(Entries taken from a collection)
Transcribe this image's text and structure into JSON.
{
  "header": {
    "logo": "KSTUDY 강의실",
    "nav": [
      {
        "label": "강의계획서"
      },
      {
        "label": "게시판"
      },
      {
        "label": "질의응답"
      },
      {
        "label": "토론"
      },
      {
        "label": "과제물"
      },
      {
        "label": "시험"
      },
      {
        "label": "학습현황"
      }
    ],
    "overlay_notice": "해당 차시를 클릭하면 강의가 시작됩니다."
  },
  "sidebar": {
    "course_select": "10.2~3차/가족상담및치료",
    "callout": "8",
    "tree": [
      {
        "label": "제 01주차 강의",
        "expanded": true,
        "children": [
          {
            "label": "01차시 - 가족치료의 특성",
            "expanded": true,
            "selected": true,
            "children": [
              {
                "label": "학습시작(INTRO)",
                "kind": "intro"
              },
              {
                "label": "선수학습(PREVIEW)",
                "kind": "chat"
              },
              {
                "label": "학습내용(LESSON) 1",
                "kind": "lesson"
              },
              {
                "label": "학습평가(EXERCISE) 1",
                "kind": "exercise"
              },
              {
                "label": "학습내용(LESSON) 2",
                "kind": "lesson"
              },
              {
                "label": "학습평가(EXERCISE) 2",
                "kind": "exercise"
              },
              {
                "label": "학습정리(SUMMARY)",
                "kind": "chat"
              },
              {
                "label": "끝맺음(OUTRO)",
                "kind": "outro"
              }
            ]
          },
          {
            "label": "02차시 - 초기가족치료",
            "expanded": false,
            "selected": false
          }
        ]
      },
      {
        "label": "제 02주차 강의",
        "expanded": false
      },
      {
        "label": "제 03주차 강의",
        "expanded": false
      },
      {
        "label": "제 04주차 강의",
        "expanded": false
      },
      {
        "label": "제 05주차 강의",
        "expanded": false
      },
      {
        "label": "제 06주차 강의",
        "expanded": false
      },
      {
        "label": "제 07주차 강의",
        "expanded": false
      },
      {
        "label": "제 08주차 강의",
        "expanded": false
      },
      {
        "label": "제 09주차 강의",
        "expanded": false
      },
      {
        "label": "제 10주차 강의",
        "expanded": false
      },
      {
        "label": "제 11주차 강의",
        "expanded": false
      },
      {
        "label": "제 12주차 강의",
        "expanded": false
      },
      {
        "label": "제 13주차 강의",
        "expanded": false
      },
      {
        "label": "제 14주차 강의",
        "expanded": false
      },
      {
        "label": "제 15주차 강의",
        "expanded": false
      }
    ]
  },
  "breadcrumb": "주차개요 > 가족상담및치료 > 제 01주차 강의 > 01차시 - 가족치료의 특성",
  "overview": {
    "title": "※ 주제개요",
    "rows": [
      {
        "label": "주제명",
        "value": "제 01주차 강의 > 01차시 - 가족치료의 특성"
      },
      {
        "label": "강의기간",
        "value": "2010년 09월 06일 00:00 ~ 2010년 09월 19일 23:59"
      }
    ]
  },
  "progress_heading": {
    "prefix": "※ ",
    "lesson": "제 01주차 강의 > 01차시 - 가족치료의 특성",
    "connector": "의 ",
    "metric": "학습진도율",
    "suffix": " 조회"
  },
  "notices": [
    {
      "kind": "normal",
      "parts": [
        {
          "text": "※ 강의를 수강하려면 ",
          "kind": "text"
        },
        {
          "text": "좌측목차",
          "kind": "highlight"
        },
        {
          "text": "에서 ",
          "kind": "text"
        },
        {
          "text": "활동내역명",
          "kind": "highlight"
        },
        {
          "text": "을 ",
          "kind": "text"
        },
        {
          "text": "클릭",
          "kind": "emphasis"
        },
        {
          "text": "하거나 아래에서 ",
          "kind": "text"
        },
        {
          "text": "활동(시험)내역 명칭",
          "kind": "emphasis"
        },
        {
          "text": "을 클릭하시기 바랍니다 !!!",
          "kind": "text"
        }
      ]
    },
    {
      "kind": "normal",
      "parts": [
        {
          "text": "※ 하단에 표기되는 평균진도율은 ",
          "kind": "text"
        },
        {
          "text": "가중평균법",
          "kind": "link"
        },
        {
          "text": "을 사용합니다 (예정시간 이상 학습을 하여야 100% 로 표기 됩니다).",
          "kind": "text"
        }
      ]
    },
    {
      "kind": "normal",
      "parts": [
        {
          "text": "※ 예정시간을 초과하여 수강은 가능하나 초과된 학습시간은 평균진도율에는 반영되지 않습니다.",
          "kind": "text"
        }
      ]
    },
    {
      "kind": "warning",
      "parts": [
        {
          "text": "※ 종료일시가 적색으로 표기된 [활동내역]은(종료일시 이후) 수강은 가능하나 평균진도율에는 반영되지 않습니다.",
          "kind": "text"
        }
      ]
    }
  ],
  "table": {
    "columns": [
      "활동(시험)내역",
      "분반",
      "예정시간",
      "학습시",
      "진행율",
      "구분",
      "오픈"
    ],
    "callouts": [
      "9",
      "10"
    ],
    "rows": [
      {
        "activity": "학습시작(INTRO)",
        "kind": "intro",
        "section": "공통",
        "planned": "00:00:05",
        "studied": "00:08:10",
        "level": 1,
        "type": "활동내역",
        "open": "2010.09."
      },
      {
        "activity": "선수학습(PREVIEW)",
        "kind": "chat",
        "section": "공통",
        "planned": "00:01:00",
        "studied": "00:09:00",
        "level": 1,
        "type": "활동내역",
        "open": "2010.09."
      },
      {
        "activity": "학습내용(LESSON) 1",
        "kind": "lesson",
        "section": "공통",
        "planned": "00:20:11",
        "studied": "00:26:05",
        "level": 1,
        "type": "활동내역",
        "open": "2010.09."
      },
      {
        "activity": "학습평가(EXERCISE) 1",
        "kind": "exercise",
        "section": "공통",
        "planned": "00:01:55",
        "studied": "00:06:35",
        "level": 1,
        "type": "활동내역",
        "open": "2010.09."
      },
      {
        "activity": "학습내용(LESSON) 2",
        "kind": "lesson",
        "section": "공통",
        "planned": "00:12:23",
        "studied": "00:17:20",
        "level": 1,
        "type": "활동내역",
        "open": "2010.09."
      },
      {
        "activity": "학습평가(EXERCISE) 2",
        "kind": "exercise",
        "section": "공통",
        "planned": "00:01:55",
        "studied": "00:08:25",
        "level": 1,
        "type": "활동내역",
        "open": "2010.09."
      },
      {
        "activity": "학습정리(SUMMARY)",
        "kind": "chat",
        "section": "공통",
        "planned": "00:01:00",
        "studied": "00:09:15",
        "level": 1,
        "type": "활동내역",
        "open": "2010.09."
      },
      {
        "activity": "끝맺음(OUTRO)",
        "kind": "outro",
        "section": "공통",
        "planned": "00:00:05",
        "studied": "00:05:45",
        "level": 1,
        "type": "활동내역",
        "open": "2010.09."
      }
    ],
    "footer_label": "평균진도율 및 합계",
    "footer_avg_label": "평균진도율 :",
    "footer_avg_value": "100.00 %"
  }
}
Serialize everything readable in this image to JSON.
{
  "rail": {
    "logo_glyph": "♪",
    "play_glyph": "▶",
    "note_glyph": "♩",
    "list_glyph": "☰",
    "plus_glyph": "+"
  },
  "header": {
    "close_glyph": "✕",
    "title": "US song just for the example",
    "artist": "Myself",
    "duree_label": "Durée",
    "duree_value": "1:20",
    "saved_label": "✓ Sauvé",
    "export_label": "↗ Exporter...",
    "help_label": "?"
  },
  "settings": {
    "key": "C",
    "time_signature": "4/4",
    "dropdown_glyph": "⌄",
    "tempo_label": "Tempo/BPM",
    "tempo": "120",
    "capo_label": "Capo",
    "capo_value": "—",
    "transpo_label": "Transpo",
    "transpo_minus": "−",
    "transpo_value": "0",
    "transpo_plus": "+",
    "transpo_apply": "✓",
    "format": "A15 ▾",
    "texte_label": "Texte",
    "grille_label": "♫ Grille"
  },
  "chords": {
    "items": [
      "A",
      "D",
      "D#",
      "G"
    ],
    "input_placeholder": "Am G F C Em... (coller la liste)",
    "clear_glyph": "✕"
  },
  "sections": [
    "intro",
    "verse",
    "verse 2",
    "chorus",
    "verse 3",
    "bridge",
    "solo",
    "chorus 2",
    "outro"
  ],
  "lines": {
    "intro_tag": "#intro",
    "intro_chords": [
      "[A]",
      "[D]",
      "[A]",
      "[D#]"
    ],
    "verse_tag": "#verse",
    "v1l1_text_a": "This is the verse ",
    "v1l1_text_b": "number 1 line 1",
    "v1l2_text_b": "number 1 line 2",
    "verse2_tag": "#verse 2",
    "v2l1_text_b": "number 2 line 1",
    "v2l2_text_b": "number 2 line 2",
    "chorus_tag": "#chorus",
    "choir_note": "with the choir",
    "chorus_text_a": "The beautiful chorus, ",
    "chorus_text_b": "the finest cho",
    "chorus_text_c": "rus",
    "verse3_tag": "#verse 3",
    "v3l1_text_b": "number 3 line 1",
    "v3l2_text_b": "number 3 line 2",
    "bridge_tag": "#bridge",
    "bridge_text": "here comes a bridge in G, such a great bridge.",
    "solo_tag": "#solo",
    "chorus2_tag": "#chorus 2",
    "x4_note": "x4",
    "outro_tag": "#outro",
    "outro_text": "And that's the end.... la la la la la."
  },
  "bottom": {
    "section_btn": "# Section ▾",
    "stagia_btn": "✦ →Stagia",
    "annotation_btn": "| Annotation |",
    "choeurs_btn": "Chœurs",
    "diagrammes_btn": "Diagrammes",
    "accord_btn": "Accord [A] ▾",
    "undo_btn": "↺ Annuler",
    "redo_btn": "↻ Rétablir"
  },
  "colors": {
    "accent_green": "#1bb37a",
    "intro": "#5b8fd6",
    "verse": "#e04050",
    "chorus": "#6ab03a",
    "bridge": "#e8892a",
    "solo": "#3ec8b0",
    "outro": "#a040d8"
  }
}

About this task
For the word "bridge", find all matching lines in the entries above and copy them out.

Response to this exercise
    "bridge",
    "bridge_tag": "#bridge",
    "bridge_text": "here comes a bridge in G, such a great bridge.",
    "bridge": "#e8892a",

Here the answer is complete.